Recent research out of the British Medical Journal shows that kids who witness violence lose IQ points.
I find that shocking. It must be horrifying as a child to see violence in the house, but the concept that this can affect future intelligence is mind-boggling.
Here’s the study: In 1975, researchers in Minnesota were interested in seeing how well first-time moms on medical assistance fared at home. They visited them throughout the pregnancy and then for up to eight years after the child was born.
During this time, they evaluated each child’s language development and, when they were old enough, intelligence through IQ tests. Each kid also had a social worker who visited the house – going there to identify whether there was any physical or mental abuse occurring or whether anyone in the house had trouble with the law.
When the study was completed, researchers compared the groups. The kids who had witnessed domestic violence, or had violence committed against them, had a significant drop in their IQ scores.
So what’s happening?
From birth to age 2, the brain goes through a remarkable development. For many years, we’ve known that kids who are raised in a nurturing environment do better in school. Parents who read to their kids, play with their kids, explain things to their kids, are more likely to raise successful, happy adults. Positive stimulation and reinforcement works.

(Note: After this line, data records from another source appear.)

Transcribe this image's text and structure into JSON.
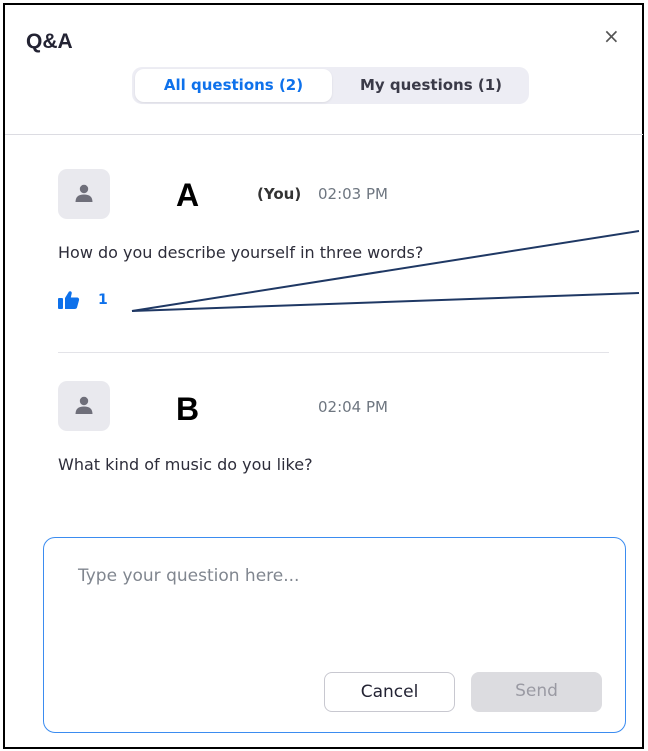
{
  "panel": {
    "title": "Q&A",
    "close_symbol": "×"
  },
  "tabs": [
    {
      "label": "All questions (2)",
      "active": true
    },
    {
      "label": "My questions (1)",
      "active": false
    }
  ],
  "questions": [
    {
      "author": "A",
      "you_tag": "(You)",
      "time": "02:03 PM",
      "text": "How do you describe yourself in three words?",
      "likes": "1",
      "icon": "thumbs-up-icon"
    },
    {
      "author": "B",
      "time": "02:04 PM",
      "text": "What kind of music do you like?"
    }
  ],
  "compose": {
    "placeholder": "Type your question here...",
    "cancel_label": "Cancel",
    "send_label": "Send"
  },
  "colors": {
    "accent": "#0e71eb",
    "annotation_line": "#1f3864"
  }
}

It’s clear from this study that the opposite also is true. The negative stimulation of witnessing mental or physical trauma to yourself or others is harmful.
My spin: Each year in the U.S., there are about 750,000 reported cases of child maltreatment. Couple that with the estimated 10 million of our children who witness violence and you have a staggering statistic. In this study, one out of three had been mistreated or had witnessed domestic violence by the time they were 5. I find this so very, very sad.
What can we do as a society? Identify at-risk families and step in to give them help. It’s the job of all of us to protect the child.
Don’t be silent. Don’t stand back and say, “It’s not my place to say something.” If you know there is hanky-panky going on, take action. Get someone to help – the police, social worker, school psychologist, minister, rabbi, other friends. Just do something.
In this case clearly silence is not golden.
Dr. Zorba Paster is a family physician, professor, author and broadcast journalist. He also hosts a radio call-in program at 3 p.m. Saturdays on WBFO-FM 88.7.